Exercise requirements → Set down every entry exactly as it was written.

Materials provided →
========

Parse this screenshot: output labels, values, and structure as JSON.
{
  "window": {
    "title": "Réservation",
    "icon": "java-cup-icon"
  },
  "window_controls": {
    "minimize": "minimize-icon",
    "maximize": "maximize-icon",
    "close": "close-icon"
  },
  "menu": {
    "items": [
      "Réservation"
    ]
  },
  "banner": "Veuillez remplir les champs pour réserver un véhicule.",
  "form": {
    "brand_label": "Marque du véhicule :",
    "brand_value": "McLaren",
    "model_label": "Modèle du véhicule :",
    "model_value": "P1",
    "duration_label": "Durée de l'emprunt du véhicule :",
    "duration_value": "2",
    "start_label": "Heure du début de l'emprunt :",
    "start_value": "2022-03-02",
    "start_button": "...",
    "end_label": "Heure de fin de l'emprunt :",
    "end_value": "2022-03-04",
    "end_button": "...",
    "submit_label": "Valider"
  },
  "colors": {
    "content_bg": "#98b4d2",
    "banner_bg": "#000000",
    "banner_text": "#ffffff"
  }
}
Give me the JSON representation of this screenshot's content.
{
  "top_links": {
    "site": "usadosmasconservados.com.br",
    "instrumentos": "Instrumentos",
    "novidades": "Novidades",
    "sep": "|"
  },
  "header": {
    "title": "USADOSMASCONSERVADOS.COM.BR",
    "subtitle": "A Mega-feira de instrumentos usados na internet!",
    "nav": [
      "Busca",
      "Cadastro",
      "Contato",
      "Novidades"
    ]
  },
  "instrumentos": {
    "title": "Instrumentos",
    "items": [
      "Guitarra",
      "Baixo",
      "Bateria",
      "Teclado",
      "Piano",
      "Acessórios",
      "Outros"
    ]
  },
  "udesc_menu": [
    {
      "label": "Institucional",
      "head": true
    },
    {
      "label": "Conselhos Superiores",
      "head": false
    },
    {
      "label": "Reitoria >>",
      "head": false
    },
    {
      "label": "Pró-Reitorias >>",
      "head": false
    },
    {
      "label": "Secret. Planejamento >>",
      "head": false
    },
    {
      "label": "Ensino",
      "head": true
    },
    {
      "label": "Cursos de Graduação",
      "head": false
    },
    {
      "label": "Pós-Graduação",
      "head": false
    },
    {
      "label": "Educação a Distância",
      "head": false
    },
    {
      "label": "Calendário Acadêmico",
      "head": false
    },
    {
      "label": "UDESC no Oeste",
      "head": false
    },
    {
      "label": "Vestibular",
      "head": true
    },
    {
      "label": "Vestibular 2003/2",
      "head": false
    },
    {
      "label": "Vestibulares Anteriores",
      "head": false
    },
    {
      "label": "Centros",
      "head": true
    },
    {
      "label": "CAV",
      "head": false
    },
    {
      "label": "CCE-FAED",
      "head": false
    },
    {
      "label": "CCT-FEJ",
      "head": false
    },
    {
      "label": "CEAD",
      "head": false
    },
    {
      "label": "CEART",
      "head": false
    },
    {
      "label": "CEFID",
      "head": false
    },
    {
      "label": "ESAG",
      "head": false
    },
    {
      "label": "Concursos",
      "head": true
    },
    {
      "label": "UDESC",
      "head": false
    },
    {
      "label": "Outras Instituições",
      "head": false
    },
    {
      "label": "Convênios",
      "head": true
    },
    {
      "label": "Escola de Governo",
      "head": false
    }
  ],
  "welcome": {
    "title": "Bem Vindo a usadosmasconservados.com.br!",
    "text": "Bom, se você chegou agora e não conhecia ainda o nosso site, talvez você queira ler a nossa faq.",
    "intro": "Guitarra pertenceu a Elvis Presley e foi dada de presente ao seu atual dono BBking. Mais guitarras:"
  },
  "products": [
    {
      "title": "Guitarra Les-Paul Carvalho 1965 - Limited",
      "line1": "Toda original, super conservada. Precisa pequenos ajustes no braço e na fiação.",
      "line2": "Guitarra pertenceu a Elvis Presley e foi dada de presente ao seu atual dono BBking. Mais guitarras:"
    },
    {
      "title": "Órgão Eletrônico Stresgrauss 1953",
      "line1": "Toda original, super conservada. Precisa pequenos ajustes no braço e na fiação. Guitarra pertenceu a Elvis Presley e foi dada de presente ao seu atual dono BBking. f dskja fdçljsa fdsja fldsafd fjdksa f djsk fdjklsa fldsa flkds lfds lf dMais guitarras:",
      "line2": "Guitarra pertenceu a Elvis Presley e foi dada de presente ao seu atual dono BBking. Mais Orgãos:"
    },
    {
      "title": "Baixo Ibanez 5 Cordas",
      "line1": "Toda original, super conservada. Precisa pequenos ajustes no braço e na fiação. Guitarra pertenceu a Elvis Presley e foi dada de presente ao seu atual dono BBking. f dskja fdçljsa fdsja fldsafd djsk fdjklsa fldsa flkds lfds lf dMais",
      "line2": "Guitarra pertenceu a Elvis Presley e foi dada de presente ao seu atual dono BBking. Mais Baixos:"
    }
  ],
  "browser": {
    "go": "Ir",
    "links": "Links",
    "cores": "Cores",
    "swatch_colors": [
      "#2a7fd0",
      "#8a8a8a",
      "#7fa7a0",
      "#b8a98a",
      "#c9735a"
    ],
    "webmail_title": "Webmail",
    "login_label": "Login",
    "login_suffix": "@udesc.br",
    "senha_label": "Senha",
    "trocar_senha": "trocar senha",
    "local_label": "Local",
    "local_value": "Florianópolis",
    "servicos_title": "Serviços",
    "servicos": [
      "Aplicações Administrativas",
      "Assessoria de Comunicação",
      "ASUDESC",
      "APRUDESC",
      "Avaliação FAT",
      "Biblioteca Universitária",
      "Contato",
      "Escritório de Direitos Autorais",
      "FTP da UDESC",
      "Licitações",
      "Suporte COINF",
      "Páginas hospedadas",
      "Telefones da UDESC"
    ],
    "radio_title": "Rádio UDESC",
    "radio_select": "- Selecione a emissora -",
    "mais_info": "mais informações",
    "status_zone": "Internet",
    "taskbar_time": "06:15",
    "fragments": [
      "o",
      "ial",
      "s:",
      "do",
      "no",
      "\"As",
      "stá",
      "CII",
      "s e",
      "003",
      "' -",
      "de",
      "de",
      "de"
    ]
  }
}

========

Solution for this exercise →
Parse this screenshot: output labels, values, and structure as JSON.
{
  "window": {
    "title": "Réservation",
    "icon": "java-cup-icon"
  },
  "window_controls": {
    "minimize": "minimize-icon",
    "maximize": "maximize-icon",
    "close": "close-icon"
  },
  "menu": {
    "items": [
      "Réservation"
    ]
  },
  "banner": "Veuillez remplir les champs pour réserver un véhicule.",
  "form": {
    "brand_label": "Marque du véhicule :",
    "brand_value": "McLaren",
    "model_label": "Modèle du véhicule :",
    "model_value": "P1",
    "duration_label": "Durée de l'emprunt du véhicule :",
    "duration_value": "2",
    "start_label": "Heure du début de l'emprunt :",
    "start_value": "2022-03-02",
    "start_button": "...",
    "end_label": "Heure de fin de l'emprunt :",
    "end_value": "2022-03-04",
    "end_button": "...",
    "submit_label": "Valider"
  },
  "colors": {
    "content_bg": "#98b4d2",
    "banner_bg": "#000000",
    "banner_text": "#ffffff"
  }
}
Give me the JSON representation of this screenshot's content.
{
  "top_links": {
    "site": "usadosmasconservados.com.br",
    "instrumentos": "Instrumentos",
    "novidades": "Novidades",
    "sep": "|"
  },
  "header": {
    "title": "USADOSMASCONSERVADOS.COM.BR",
    "subtitle": "A Mega-feira de instrumentos usados na internet!",
    "nav": [
      "Busca",
      "Cadastro",
      "Contato",
      "Novidades"
    ]
  },
  "instrumentos": {
    "title": "Instrumentos",
    "items": [
      "Guitarra",
      "Baixo",
      "Bateria",
      "Teclado",
      "Piano",
      "Acessórios",
      "Outros"
    ]
  },
  "udesc_menu": [
    {
      "label": "Institucional",
      "head": true
    },
    {
      "label": "Conselhos Superiores",
      "head": false
    },
    {
      "label": "Reitoria >>",
      "head": false
    },
    {
      "label": "Pró-Reitorias >>",
      "head": false
    },
    {
      "label": "Secret. Planejamento >>",
      "head": false
    },
    {
      "label": "Ensino",
      "head": true
    },
    {
      "label": "Cursos de Graduação",
      "head": false
    },
    {
      "label": "Pós-Graduação",
      "head": false
    },
    {
      "label": "Educação a Distância",
      "head": false
    },
    {
      "label": "Calendário Acadêmico",
      "head": false
    },
    {
      "label": "UDESC no Oeste",
      "head": false
    },
    {
      "label": "Vestibular",
      "head": true
    },
    {
      "label": "Vestibular 2003/2",
      "head": false
    },
    {
      "label": "Vestibulares Anteriores",
      "head": false
    },
    {
      "label": "Centros",
      "head": true
    },
    {
      "label": "CAV",
      "head": false
    },
    {
      "label": "CCE-FAED",
      "head": false
    },
    {
      "label": "CCT-FEJ",
      "head": false
    },
    {
      "label": "CEAD",
      "head": false
    },
    {
      "label": "CEART",
      "head": false
    },
    {
      "label": "CEFID",
      "head": false
    },
    {
      "label": "ESAG",
      "head": false
    },
    {
      "label": "Concursos",
      "head": true
    },
    {
      "label": "UDESC",
      "head": false
    },
    {
      "label": "Outras Instituições",
      "head": false
    },
    {
      "label": "Convênios",
      "head": true
    },
    {
      "label": "Escola de Governo",
      "head": false
    }
  ],
  "welcome": {
    "title": "Bem Vindo a usadosmasconservados.com.br!",
    "text": "Bom, se você chegou agora e não conhecia ainda o nosso site, talvez você queira ler a nossa faq.",
    "intro": "Guitarra pertenceu a Elvis Presley e foi dada de presente ao seu atual dono BBking. Mais guitarras:"
  },
  "products": [
    {
      "title": "Guitarra Les-Paul Carvalho 1965 - Limited",
      "line1": "Toda original, super conservada. Precisa pequenos ajustes no braço e na fiação.",
      "line2": "Guitarra pertenceu a Elvis Presley e foi dada de presente ao seu atual dono BBking. Mais guitarras:"
    },
    {
      "title": "Órgão Eletrônico Stresgrauss 1953",
      "line1": "Toda original, super conservada. Precisa pequenos ajustes no braço e na fiação. Guitarra pertenceu a Elvis Presley e foi dada de presente ao seu atual dono BBking. f dskja fdçljsa fdsja fldsafd fjdksa f djsk fdjklsa fldsa flkds lfds lf dMais guitarras:",
      "line2": "Guitarra pertenceu a Elvis Presley e foi dada de presente ao seu atual dono BBking. Mais Orgãos:"
    },
    {
      "title": "Baixo Ibanez 5 Cordas",
      "line1": "Toda original, super conservada. Precisa pequenos ajustes no braço e na fiação. Guitarra pertenceu a Elvis Presley e foi dada de presente ao seu atual dono BBking. f dskja fdçljsa fdsja fldsafd djsk fdjklsa fldsa flkds lfds lf dMais",
      "line2": "Guitarra pertenceu a Elvis Presley e foi dada de presente ao seu atual dono BBking. Mais Baixos:"
    }
  ],
  "browser": {
    "go": "Ir",
    "links": "Links",
    "cores": "Cores",
    "swatch_colors": [
      "#2a7fd0",
      "#8a8a8a",
      "#7fa7a0",
      "#b8a98a",
      "#c9735a"
    ],
    "webmail_title": "Webmail",
    "login_label": "Login",
    "login_suffix": "@udesc.br",
    "senha_label": "Senha",
    "trocar_senha": "trocar senha",
    "local_label": "Local",
    "local_value": "Florianópolis",
    "servicos_title": "Serviços",
    "servicos": [
      "Aplicações Administrativas",
      "Assessoria de Comunicação",
      "ASUDESC",
      "APRUDESC",
      "Avaliação FAT",
      "Biblioteca Universitária",
      "Contato",
      "Escritório de Direitos Autorais",
      "FTP da UDESC",
      "Licitações",
      "Suporte COINF",
      "Páginas hospedadas",
      "Telefones da UDESC"
    ],
    "radio_title": "Rádio UDESC",
    "radio_select": "- Selecione a emissora -",
    "mais_info": "mais informações",
    "status_zone": "Internet",
    "taskbar_time": "06:15",
    "fragments": [
      "o",
      "ial",
      "s:",
      "do",
      "no",
      "\"As",
      "stá",
      "CII",
      "s e",
      "003",
      "' -",
      "de",
      "de",
      "de"
    ]
  }
}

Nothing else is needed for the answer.